» What needs to be done
What you output must match the entries exactly, apart from the pictures, which are left out.
[Start of Attachment]
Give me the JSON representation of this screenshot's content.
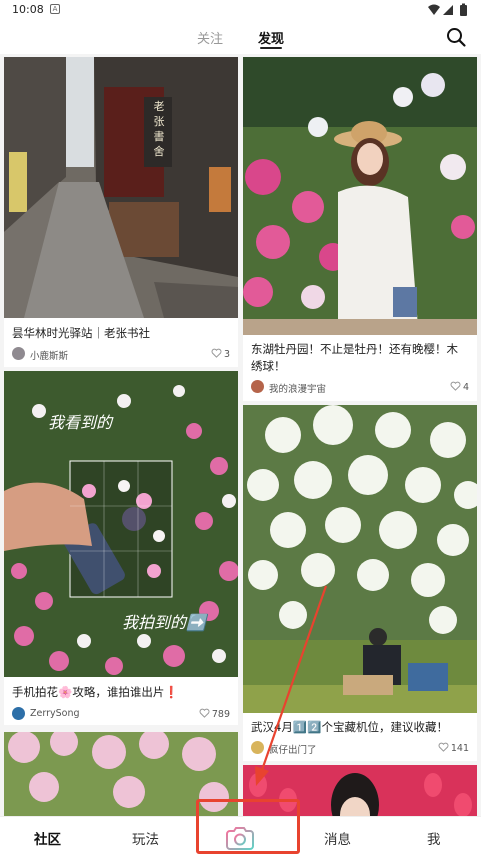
{
  "status_bar": {
    "time": "10:08",
    "badge": "A"
  },
  "top_nav": {
    "tabs": [
      {
        "label": "关注"
      },
      {
        "label": "发现"
      }
    ]
  },
  "feed": [
    {
      "title": "昙华林时光驿站｜老张书社",
      "author": "小鹿斯斯",
      "likes": "3",
      "image_text": [
        "老",
        "张",
        "書",
        "舍"
      ]
    },
    {
      "title": "东湖牡丹园！不止是牡丹！还有晚樱！木绣球！",
      "author": "我的浪漫宇宙",
      "likes": "4"
    },
    {
      "title": "手机拍花🌸攻略，谁拍谁出片❗",
      "author": "ZerrySong",
      "likes": "789",
      "overlay_top": "我看到的",
      "overlay_bottom": "我拍到的➡️"
    },
    {
      "title": "武汉4月1️⃣2️⃣个宝藏机位，建议收藏！",
      "author": "疯仔出门了",
      "likes": "141"
    }
  ],
  "bottom_nav": {
    "community": "社区",
    "play": "玩法",
    "messages": "消息",
    "me": "我"
  },
  "colors": {
    "annotation": "#e8432f",
    "camera_gradient_start": "#ff6b9a",
    "camera_gradient_end": "#5fd3c6"
  }
}
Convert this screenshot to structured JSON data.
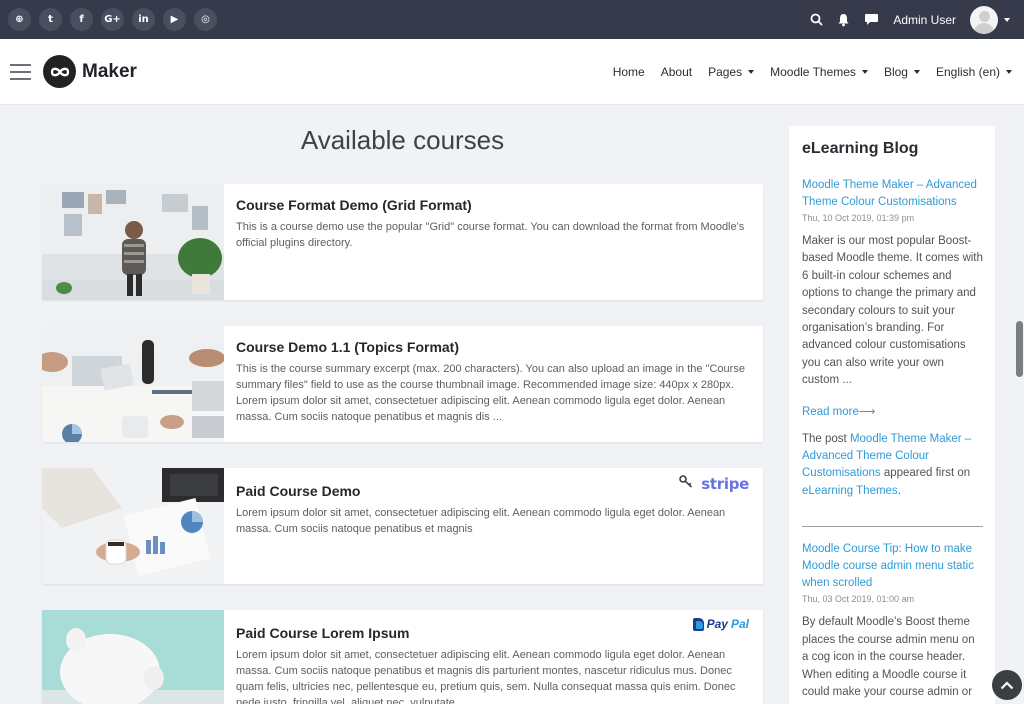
{
  "topbar": {
    "social_icons": [
      {
        "name": "globe-icon",
        "glyph": "⊕"
      },
      {
        "name": "twitter-icon",
        "glyph": "t"
      },
      {
        "name": "facebook-icon",
        "glyph": "f"
      },
      {
        "name": "google-plus-icon",
        "glyph": "G+"
      },
      {
        "name": "linkedin-icon",
        "glyph": "in"
      },
      {
        "name": "youtube-icon",
        "glyph": "▶"
      },
      {
        "name": "instagram-icon",
        "glyph": "◎"
      }
    ],
    "user_name": "Admin User"
  },
  "navbar": {
    "brand": "Maker",
    "links": {
      "home": "Home",
      "about": "About",
      "pages": "Pages",
      "moodle_themes": "Moodle Themes",
      "blog": "Blog",
      "language": "English (en)"
    }
  },
  "main": {
    "title": "Available courses",
    "courses": [
      {
        "title": "Course Format Demo (Grid Format)",
        "summary": "This is a course demo use the popular \"Grid\" course format. You can download the format from Moodle's official plugins directory."
      },
      {
        "title": "Course Demo 1.1 (Topics Format)",
        "summary": "This is the course summary excerpt (max. 200 characters). You can also upload an image in the \"Course summary files\" field to use as the course thumbnail image. Recommended image size: 440px x 280px. Lorem ipsum dolor sit amet, consectetuer adipiscing elit. Aenean commodo ligula eget dolor. Aenean massa. Cum sociis natoque penatibus et magnis dis ..."
      },
      {
        "title": "Paid Course Demo",
        "summary": "Lorem ipsum dolor sit amet, consectetuer adipiscing elit. Aenean commodo ligula eget dolor. Aenean massa. Cum sociis natoque penatibus et magnis",
        "payment": "stripe"
      },
      {
        "title": "Paid Course Lorem Ipsum",
        "summary": "Lorem ipsum dolor sit amet, consectetuer adipiscing elit. Aenean commodo ligula eget dolor. Aenean massa. Cum sociis natoque penatibus et magnis dis parturient montes, nascetur ridiculus mus. Donec quam felis, ultricies nec, pellentesque eu, pretium quis, sem. Nulla consequat massa quis enim. Donec pede justo, fringilla vel, aliquet nec, vulputate ...",
        "payment_pay": "Pay",
        "payment_pal": "Pal"
      }
    ]
  },
  "sidebar": {
    "title": "eLearning Blog",
    "posts": [
      {
        "title": "Moodle Theme Maker – Advanced Theme Colour Customisations",
        "date": "Thu, 10 Oct 2019, 01:39 pm",
        "excerpt": "Maker is our most popular Boost-based Moodle theme. It comes with 6 built-in colour schemes and options to change the primary and secondary colours to suit your organisation’s branding. For advanced colour customisations you can also write your own custom ...",
        "read_more": "Read more⟶",
        "post_prefix": "The post ",
        "post_link": "Moodle Theme Maker – Advanced Theme Colour Customisations",
        "post_mid": " appeared first on ",
        "post_site": "eLearning Themes",
        "post_end": "."
      },
      {
        "title": "Moodle Course Tip: How to make Moodle course admin menu static when scrolled",
        "date": "Thu, 03 Oct 2019, 01:00 am",
        "excerpt": "By default Moodle’s Boost theme places the course admin menu on a cog icon in the course header. When editing a Moodle course it could make your course admin or"
      }
    ]
  },
  "colors": {
    "topbar": "#363a4a",
    "link": "#2f9bd6",
    "stripe": "#6772e5",
    "paypal_dark": "#1b3c8c"
  }
}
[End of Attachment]
» Output below
Give me the JSON representation of this screenshot's content.
{
  "status_bar": {
    "time": "10:08",
    "badge": "A"
  },
  "top_nav": {
    "tabs": [
      {
        "label": "关注"
      },
      {
        "label": "发现"
      }
    ]
  },
  "feed": [
    {
      "title": "昙华林时光驿站｜老张书社",
      "author": "小鹿斯斯",
      "likes": "3",
      "image_text": [
        "老",
        "张",
        "書",
        "舍"
      ]
    },
    {
      "title": "东湖牡丹园！不止是牡丹！还有晚樱！木绣球！",
      "author": "我的浪漫宇宙",
      "likes": "4"
    },
    {
      "title": "手机拍花🌸攻略，谁拍谁出片❗",
      "author": "ZerrySong",
      "likes": "789",
      "overlay_top": "我看到的",
      "overlay_bottom": "我拍到的➡️"
    },
    {
      "title": "武汉4月1️⃣2️⃣个宝藏机位，建议收藏！",
      "author": "疯仔出门了",
      "likes": "141"
    }
  ],
  "bottom_nav": {
    "community": "社区",
    "play": "玩法",
    "messages": "消息",
    "me": "我"
  },
  "colors": {
    "annotation": "#e8432f",
    "camera_gradient_start": "#ff6b9a",
    "camera_gradient_end": "#5fd3c6"
  }
}
Convert this screenshot to structured JSON data.
{
  "topbar": {
    "social_icons": [
      {
        "name": "globe-icon",
        "glyph": "⊕"
      },
      {
        "name": "twitter-icon",
        "glyph": "t"
      },
      {
        "name": "facebook-icon",
        "glyph": "f"
      },
      {
        "name": "google-plus-icon",
        "glyph": "G+"
      },
      {
        "name": "linkedin-icon",
        "glyph": "in"
      },
      {
        "name": "youtube-icon",
        "glyph": "▶"
      },
      {
        "name": "instagram-icon",
        "glyph": "◎"
      }
    ],
    "user_name": "Admin User"
  },
  "navbar": {
    "brand": "Maker",
    "links": {
      "home": "Home",
      "about": "About",
      "pages": "Pages",
      "moodle_themes": "Moodle Themes",
      "blog": "Blog",
      "language": "English (en)"
    }
  },
  "main": {
    "title": "Available courses",
    "courses": [
      {
        "title": "Course Format Demo (Grid Format)",
        "summary": "This is a course demo use the popular \"Grid\" course format. You can download the format from Moodle's official plugins directory."
      },
      {
        "title": "Course Demo 1.1 (Topics Format)",
        "summary": "This is the course summary excerpt (max. 200 characters). You can also upload an image in the \"Course summary files\" field to use as the course thumbnail image. Recommended image size: 440px x 280px. Lorem ipsum dolor sit amet, consectetuer adipiscing elit. Aenean commodo ligula eget dolor. Aenean massa. Cum sociis natoque penatibus et magnis dis ..."
      },
      {
        "title": "Paid Course Demo",
        "summary": "Lorem ipsum dolor sit amet, consectetuer adipiscing elit. Aenean commodo ligula eget dolor. Aenean massa. Cum sociis natoque penatibus et magnis",
        "payment": "stripe"
      },
      {
        "title": "Paid Course Lorem Ipsum",
        "summary": "Lorem ipsum dolor sit amet, consectetuer adipiscing elit. Aenean commodo ligula eget dolor. Aenean massa. Cum sociis natoque penatibus et magnis dis parturient montes, nascetur ridiculus mus. Donec quam felis, ultricies nec, pellentesque eu, pretium quis, sem. Nulla consequat massa quis enim. Donec pede justo, fringilla vel, aliquet nec, vulputate ...",
        "payment_pay": "Pay",
        "payment_pal": "Pal"
      }
    ]
  },
  "sidebar": {
    "title": "eLearning Blog",
    "posts": [
      {
        "title": "Moodle Theme Maker – Advanced Theme Colour Customisations",
        "date": "Thu, 10 Oct 2019, 01:39 pm",
        "excerpt": "Maker is our most popular Boost-based Moodle theme. It comes with 6 built-in colour schemes and options to change the primary and secondary colours to suit your organisation’s branding. For advanced colour customisations you can also write your own custom ...",
        "read_more": "Read more⟶",
        "post_prefix": "The post ",
        "post_link": "Moodle Theme Maker – Advanced Theme Colour Customisations",
        "post_mid": " appeared first on ",
        "post_site": "eLearning Themes",
        "post_end": "."
      },
      {
        "title": "Moodle Course Tip: How to make Moodle course admin menu static when scrolled",
        "date": "Thu, 03 Oct 2019, 01:00 am",
        "excerpt": "By default Moodle’s Boost theme places the course admin menu on a cog icon in the course header. When editing a Moodle course it could make your course admin or"
      }
    ]
  },
  "colors": {
    "topbar": "#363a4a",
    "link": "#2f9bd6",
    "stripe": "#6772e5",
    "paypal_dark": "#1b3c8c"
  }
}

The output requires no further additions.